Start of Data for analysis
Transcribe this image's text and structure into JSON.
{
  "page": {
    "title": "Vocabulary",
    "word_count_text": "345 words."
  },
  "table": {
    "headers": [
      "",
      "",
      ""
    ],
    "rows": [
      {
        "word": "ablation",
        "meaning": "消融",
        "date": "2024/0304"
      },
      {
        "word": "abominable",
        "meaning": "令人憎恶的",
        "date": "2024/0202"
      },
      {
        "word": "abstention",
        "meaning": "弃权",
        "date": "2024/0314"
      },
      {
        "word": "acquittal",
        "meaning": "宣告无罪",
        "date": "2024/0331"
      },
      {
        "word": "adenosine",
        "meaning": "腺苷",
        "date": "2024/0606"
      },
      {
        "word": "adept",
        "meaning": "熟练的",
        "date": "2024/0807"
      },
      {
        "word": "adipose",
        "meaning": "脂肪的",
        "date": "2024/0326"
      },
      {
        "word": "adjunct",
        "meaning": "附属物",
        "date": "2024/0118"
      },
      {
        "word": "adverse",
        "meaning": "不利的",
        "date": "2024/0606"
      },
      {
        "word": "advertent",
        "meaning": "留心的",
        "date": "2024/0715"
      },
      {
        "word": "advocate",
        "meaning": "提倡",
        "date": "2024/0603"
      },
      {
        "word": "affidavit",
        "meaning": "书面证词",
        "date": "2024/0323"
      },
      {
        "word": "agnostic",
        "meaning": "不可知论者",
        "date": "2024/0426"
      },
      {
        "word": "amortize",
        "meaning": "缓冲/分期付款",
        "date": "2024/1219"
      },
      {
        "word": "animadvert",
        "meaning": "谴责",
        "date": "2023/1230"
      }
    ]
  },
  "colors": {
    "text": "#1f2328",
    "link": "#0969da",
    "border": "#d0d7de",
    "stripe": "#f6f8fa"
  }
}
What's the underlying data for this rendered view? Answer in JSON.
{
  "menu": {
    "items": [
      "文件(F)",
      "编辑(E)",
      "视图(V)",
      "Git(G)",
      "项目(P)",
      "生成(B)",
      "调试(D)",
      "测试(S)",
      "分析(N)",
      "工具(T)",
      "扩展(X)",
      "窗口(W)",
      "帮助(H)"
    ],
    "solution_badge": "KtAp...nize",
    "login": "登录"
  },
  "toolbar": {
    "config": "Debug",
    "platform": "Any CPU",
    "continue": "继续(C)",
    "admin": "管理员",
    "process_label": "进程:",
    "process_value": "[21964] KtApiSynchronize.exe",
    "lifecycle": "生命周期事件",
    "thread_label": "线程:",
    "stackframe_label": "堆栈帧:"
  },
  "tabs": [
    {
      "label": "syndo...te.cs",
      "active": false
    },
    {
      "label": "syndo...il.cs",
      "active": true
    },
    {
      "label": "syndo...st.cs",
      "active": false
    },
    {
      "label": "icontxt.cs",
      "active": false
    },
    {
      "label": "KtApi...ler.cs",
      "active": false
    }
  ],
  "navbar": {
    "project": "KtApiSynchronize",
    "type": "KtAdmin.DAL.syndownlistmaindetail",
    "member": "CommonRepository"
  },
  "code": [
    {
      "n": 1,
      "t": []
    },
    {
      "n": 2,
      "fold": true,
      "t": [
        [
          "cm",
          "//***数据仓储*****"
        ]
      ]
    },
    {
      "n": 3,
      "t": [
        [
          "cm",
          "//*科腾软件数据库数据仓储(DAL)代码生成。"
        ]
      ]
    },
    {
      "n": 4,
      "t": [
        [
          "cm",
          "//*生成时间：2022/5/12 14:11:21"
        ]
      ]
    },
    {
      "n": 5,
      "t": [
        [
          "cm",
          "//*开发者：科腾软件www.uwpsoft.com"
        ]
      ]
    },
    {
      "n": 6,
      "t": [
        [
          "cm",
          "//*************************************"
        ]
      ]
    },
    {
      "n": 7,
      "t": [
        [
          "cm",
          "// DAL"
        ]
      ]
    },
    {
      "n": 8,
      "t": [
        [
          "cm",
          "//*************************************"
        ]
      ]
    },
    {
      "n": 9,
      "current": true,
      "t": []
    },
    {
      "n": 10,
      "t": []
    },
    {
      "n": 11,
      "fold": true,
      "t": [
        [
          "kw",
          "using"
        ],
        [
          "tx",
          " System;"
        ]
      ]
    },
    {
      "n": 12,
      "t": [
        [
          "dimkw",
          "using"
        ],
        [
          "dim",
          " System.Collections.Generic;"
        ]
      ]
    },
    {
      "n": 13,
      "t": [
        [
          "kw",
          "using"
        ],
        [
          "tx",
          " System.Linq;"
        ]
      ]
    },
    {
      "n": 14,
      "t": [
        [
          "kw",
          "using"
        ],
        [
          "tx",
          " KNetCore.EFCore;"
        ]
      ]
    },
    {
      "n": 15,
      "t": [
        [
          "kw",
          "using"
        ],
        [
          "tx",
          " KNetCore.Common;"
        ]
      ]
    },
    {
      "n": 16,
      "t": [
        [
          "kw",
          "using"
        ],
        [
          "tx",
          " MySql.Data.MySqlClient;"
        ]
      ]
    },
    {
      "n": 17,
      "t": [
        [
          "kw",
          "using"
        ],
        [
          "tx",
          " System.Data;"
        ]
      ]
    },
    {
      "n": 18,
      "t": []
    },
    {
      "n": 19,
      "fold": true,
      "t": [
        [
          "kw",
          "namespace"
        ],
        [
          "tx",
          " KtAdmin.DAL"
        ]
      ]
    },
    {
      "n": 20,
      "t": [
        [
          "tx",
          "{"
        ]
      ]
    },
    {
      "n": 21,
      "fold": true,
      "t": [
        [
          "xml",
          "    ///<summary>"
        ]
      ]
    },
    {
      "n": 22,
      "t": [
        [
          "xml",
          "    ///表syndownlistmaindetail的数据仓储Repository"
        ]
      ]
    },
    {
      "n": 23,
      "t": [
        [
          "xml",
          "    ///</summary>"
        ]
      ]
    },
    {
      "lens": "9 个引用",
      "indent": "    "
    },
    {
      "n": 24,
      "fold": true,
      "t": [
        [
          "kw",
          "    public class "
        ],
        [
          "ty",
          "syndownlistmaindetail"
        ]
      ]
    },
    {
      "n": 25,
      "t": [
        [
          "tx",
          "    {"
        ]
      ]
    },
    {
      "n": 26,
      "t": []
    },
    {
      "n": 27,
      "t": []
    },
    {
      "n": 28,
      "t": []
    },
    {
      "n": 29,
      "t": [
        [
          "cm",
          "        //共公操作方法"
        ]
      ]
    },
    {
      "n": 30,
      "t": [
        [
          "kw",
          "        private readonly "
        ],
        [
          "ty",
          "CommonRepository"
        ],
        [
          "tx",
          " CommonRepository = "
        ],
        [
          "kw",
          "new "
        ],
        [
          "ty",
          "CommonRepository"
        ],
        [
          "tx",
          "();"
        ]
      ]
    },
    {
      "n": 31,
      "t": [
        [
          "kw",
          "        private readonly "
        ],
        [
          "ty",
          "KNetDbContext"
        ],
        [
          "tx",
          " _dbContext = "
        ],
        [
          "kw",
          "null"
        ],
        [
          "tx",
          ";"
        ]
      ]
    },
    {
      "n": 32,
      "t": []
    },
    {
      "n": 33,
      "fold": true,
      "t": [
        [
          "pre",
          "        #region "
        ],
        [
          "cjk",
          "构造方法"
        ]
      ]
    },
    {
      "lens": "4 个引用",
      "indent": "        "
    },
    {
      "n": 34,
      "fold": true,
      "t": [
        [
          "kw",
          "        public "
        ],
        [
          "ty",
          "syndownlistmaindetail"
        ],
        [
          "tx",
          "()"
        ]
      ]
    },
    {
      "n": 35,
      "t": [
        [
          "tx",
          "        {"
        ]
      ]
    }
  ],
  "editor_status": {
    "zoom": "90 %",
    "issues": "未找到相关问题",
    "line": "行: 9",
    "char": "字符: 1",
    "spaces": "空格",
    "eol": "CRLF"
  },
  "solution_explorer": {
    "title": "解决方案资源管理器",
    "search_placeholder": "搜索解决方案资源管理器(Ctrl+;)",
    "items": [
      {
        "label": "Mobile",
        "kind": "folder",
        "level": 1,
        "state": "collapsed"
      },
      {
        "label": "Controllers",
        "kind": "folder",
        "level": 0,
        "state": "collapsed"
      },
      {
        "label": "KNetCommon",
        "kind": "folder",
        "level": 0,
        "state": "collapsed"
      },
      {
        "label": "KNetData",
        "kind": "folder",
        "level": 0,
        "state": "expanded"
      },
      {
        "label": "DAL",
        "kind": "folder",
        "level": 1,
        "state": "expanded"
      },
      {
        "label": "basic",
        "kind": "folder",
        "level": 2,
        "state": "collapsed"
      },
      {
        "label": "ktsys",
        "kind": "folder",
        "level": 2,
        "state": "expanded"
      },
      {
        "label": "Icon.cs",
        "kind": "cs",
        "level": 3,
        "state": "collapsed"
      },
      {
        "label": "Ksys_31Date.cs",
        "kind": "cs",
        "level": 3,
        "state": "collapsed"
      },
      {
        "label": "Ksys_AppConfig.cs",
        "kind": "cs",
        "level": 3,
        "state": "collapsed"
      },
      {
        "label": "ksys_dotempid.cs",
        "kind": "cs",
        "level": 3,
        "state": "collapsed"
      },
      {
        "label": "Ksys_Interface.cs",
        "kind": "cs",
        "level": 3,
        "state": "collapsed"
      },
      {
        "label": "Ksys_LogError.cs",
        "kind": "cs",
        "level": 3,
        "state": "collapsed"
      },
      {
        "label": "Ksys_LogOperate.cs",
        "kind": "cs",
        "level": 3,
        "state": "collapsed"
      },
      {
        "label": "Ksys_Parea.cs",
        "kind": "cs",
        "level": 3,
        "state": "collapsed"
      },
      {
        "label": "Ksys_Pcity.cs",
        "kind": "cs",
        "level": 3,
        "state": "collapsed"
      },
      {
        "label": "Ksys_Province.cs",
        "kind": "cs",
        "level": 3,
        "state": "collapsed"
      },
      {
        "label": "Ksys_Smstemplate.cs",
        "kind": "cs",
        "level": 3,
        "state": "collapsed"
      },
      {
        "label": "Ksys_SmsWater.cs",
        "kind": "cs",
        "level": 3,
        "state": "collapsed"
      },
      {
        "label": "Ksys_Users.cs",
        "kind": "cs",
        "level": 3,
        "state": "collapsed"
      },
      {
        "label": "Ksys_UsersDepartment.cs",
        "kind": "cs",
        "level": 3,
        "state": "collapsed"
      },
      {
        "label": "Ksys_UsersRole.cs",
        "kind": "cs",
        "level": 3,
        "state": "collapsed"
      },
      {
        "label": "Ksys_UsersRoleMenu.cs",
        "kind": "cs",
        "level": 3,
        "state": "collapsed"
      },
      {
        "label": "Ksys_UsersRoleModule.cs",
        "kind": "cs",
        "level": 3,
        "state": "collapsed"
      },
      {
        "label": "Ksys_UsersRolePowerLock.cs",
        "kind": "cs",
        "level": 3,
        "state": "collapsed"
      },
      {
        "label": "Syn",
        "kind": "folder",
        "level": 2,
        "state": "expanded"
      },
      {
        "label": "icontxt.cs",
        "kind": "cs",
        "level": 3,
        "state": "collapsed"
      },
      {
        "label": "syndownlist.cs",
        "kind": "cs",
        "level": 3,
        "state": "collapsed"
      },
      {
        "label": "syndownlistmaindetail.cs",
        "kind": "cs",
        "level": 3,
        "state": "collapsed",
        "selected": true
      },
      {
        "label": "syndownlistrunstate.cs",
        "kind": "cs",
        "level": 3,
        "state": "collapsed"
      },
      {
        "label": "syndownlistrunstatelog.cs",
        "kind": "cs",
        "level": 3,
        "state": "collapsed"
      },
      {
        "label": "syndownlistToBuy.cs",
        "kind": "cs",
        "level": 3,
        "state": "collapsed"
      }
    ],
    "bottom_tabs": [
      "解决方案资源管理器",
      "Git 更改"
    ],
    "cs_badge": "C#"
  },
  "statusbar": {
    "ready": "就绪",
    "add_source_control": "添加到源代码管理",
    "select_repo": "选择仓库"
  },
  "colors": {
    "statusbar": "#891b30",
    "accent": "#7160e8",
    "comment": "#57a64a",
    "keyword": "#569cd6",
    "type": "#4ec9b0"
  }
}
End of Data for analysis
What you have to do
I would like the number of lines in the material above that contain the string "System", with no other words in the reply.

Problem solution
4